    Danny has it wrong to a degree. Yes, Bing takes money — but only sometimes — and when they do it’s a simpler per-category model. You choose or don’t choose to advertise at a certain price. It’s similar for eBay and Amazon because the payment isn’t for listing it’s for the conversion. Paying is _not_ the problem, it’s what you’re paying _for_.

    Google makes it more complex and murkier. You pay to rank better, and that’s more problematic because the consumer doesn’t know the ranking isn’t objective. You’re paying to rank, not for inclusion. I think that’s more problematic, and while most consumers understand that you might pay to be on eBay or Amazon, they would not understand exactly what’s going on with Google Products.

    eBay will rank you a little better for being a better seller, and they’ll let you buy a different color or better pictures for a listing, but all of that is more transparent. They also are very forthcoming with a sort option for lowest price. My 2c.

    Correct me if I’m wrong or you disagree.

  • Jon Openshaw

    I think the only reason I even know about Scroogled is because of SEL. Rather a shame.

  • http://searchengineland.com/ Danny Sullivan

    Actually, Bing makes it murkier. With Google, it’s pretty simple. You pay, and you have a chance to appear. That’s why Bing has a video that effectively replaces all the listings with the words “ads.”

    But with Bing, maybe it’s an ad, maybe it’s not — who knows? The consumer certainly doesn’t. Google could do a similar video back at Google saying “ad or not, can you figure it out?”

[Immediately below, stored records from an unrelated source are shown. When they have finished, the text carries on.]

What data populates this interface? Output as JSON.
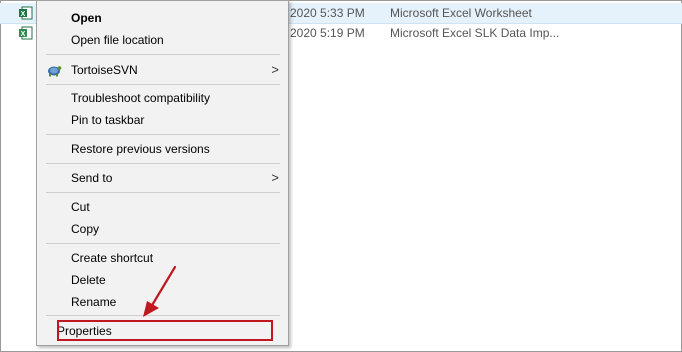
{
  "files": [
    {
      "date": "2020 5:33 PM",
      "type": "Microsoft Excel Worksheet",
      "icon": "excel-file-icon"
    },
    {
      "date": "2020 5:19 PM",
      "type": "Microsoft Excel SLK Data Imp...",
      "icon": "excel-slk-file-icon"
    }
  ],
  "menu": {
    "open": "Open",
    "open_file_location": "Open file location",
    "tortoisesvn": "TortoiseSVN",
    "troubleshoot": "Troubleshoot compatibility",
    "pin_taskbar": "Pin to taskbar",
    "restore_versions": "Restore previous versions",
    "send_to": "Send to",
    "cut": "Cut",
    "copy": "Copy",
    "create_shortcut": "Create shortcut",
    "delete": "Delete",
    "rename": "Rename",
    "properties": "Properties",
    "submenu_arrow": ">"
  },
  "colors": {
    "highlight": "#c0181f",
    "menu_bg": "#f2f2f2",
    "selection": "#e5f1fb"
  }
}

    Bing would have you believe also that at Google, you pay to rank better. That doesn’t appear to be the case at all.